_TASK TO COMPLETE_
All lines of the following material must be written out exactly as they appear.

_DATASET CONTENT_

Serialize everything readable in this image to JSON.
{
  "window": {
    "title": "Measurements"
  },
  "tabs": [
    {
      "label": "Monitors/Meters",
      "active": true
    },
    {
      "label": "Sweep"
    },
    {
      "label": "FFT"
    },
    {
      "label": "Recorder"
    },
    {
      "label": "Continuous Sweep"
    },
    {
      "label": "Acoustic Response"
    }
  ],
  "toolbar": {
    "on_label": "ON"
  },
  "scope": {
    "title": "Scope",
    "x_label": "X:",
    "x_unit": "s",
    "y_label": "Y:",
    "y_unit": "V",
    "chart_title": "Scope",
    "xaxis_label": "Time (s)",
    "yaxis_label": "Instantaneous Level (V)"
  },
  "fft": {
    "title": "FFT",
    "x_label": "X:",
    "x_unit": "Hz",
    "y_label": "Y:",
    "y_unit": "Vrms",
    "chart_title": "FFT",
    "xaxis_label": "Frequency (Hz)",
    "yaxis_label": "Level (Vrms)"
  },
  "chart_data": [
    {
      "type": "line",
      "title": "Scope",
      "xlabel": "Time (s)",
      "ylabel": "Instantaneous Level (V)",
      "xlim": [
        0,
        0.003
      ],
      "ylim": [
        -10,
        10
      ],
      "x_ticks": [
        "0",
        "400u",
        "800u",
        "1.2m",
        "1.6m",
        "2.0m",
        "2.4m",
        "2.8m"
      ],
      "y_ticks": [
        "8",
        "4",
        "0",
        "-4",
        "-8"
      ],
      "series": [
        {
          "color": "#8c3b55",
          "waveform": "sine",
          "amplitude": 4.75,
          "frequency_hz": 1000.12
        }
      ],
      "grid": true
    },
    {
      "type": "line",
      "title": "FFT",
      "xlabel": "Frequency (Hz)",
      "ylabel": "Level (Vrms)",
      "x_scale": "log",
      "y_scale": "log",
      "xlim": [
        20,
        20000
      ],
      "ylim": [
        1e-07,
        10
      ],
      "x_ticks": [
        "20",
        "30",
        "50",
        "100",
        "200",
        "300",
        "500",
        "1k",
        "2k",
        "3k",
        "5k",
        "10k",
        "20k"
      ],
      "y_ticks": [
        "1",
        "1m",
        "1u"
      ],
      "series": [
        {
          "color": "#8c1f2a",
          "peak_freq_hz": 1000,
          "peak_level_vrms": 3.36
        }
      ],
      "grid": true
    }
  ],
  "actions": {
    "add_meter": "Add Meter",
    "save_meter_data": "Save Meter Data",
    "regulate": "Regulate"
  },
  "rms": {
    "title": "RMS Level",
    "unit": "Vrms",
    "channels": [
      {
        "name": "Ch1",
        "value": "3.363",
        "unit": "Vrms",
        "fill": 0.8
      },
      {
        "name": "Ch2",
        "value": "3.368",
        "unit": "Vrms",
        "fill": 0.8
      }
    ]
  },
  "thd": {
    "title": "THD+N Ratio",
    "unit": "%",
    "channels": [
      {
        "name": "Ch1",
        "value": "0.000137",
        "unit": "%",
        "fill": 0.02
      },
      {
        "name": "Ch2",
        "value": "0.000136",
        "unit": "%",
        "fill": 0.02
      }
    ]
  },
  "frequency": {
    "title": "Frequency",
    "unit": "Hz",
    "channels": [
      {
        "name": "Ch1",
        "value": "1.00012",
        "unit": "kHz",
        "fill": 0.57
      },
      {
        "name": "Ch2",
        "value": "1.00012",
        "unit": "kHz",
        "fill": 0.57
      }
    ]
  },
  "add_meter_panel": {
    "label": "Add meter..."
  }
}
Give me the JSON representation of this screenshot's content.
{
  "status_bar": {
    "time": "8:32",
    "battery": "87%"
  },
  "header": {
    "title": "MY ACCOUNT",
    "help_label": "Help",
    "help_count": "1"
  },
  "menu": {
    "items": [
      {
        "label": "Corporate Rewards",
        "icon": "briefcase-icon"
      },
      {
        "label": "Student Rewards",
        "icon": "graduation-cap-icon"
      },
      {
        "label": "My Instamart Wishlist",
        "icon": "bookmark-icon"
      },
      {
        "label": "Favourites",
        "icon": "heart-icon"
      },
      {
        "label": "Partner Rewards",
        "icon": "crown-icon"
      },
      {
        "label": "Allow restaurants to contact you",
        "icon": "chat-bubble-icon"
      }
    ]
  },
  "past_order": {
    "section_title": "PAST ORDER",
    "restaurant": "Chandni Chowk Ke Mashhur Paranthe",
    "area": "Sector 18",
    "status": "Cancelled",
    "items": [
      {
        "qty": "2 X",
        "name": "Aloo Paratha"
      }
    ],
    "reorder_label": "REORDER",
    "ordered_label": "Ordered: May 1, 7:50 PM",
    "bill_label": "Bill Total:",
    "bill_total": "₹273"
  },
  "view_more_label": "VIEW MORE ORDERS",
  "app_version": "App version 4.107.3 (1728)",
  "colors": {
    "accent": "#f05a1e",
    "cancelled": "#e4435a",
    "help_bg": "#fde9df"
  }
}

_SOLUTION TO THIS PROBLEM_
Serialize everything readable in this image to JSON.
{
  "window": {
    "title": "Measurements"
  },
  "tabs": [
    {
      "label": "Monitors/Meters",
      "active": true
    },
    {
      "label": "Sweep"
    },
    {
      "label": "FFT"
    },
    {
      "label": "Recorder"
    },
    {
      "label": "Continuous Sweep"
    },
    {
      "label": "Acoustic Response"
    }
  ],
  "toolbar": {
    "on_label": "ON"
  },
  "scope": {
    "title": "Scope",
    "x_label": "X:",
    "x_unit": "s",
    "y_label": "Y:",
    "y_unit": "V",
    "chart_title": "Scope",
    "xaxis_label": "Time (s)",
    "yaxis_label": "Instantaneous Level (V)"
  },
  "fft": {
    "title": "FFT",
    "x_label": "X:",
    "x_unit": "Hz",
    "y_label": "Y:",
    "y_unit": "Vrms",
    "chart_title": "FFT",
    "xaxis_label": "Frequency (Hz)",
    "yaxis_label": "Level (Vrms)"
  },
  "chart_data": [
    {
      "type": "line",
      "title": "Scope",
      "xlabel": "Time (s)",
      "ylabel": "Instantaneous Level (V)",
      "xlim": [
        0,
        0.003
      ],
      "ylim": [
        -10,
        10
      ],
      "x_ticks": [
        "0",
        "400u",
        "800u",
        "1.2m",
        "1.6m",
        "2.0m",
        "2.4m",
        "2.8m"
      ],
      "y_ticks": [
        "8",
        "4",
        "0",
        "-4",
        "-8"
      ],
      "series": [
        {
          "color": "#8c3b55",
          "waveform": "sine",
          "amplitude": 4.75,
          "frequency_hz": 1000.12
        }
      ],
      "grid": true
    },
    {
      "type": "line",
      "title": "FFT",
      "xlabel": "Frequency (Hz)",
      "ylabel": "Level (Vrms)",
      "x_scale": "log",
      "y_scale": "log",
      "xlim": [
        20,
        20000
      ],
      "ylim": [
        1e-07,
        10
      ],
      "x_ticks": [
        "20",
        "30",
        "50",
        "100",
        "200",
        "300",
        "500",
        "1k",
        "2k",
        "3k",
        "5k",
        "10k",
        "20k"
      ],
      "y_ticks": [
        "1",
        "1m",
        "1u"
      ],
      "series": [
        {
          "color": "#8c1f2a",
          "peak_freq_hz": 1000,
          "peak_level_vrms": 3.36
        }
      ],
      "grid": true
    }
  ],
  "actions": {
    "add_meter": "Add Meter",
    "save_meter_data": "Save Meter Data",
    "regulate": "Regulate"
  },
  "rms": {
    "title": "RMS Level",
    "unit": "Vrms",
    "channels": [
      {
        "name": "Ch1",
        "value": "3.363",
        "unit": "Vrms",
        "fill": 0.8
      },
      {
        "name": "Ch2",
        "value": "3.368",
        "unit": "Vrms",
        "fill": 0.8
      }
    ]
  },
  "thd": {
    "title": "THD+N Ratio",
    "unit": "%",
    "channels": [
      {
        "name": "Ch1",
        "value": "0.000137",
        "unit": "%",
        "fill": 0.02
      },
      {
        "name": "Ch2",
        "value": "0.000136",
        "unit": "%",
        "fill": 0.02
      }
    ]
  },
  "frequency": {
    "title": "Frequency",
    "unit": "Hz",
    "channels": [
      {
        "name": "Ch1",
        "value": "1.00012",
        "unit": "kHz",
        "fill": 0.57
      },
      {
        "name": "Ch2",
        "value": "1.00012",
        "unit": "kHz",
        "fill": 0.57
      }
    ]
  },
  "add_meter_panel": {
    "label": "Add meter..."
  }
}
Give me the JSON representation of this screenshot's content.
{
  "status_bar": {
    "time": "8:32",
    "battery": "87%"
  },
  "header": {
    "title": "MY ACCOUNT",
    "help_label": "Help",
    "help_count": "1"
  },
  "menu": {
    "items": [
      {
        "label": "Corporate Rewards",
        "icon": "briefcase-icon"
      },
      {
        "label": "Student Rewards",
        "icon": "graduation-cap-icon"
      },
      {
        "label": "My Instamart Wishlist",
        "icon": "bookmark-icon"
      },
      {
        "label": "Favourites",
        "icon": "heart-icon"
      },
      {
        "label": "Partner Rewards",
        "icon": "crown-icon"
      },
      {
        "label": "Allow restaurants to contact you",
        "icon": "chat-bubble-icon"
      }
    ]
  },
  "past_order": {
    "section_title": "PAST ORDER",
    "restaurant": "Chandni Chowk Ke Mashhur Paranthe",
    "area": "Sector 18",
    "status": "Cancelled",
    "items": [
      {
        "qty": "2 X",
        "name": "Aloo Paratha"
      }
    ],
    "reorder_label": "REORDER",
    "ordered_label": "Ordered: May 1, 7:50 PM",
    "bill_label": "Bill Total:",
    "bill_total": "₹273"
  },
  "view_more_label": "VIEW MORE ORDERS",
  "app_version": "App version 4.107.3 (1728)",
  "colors": {
    "accent": "#f05a1e",
    "cancelled": "#e4435a",
    "help_bg": "#fde9df"
  }
}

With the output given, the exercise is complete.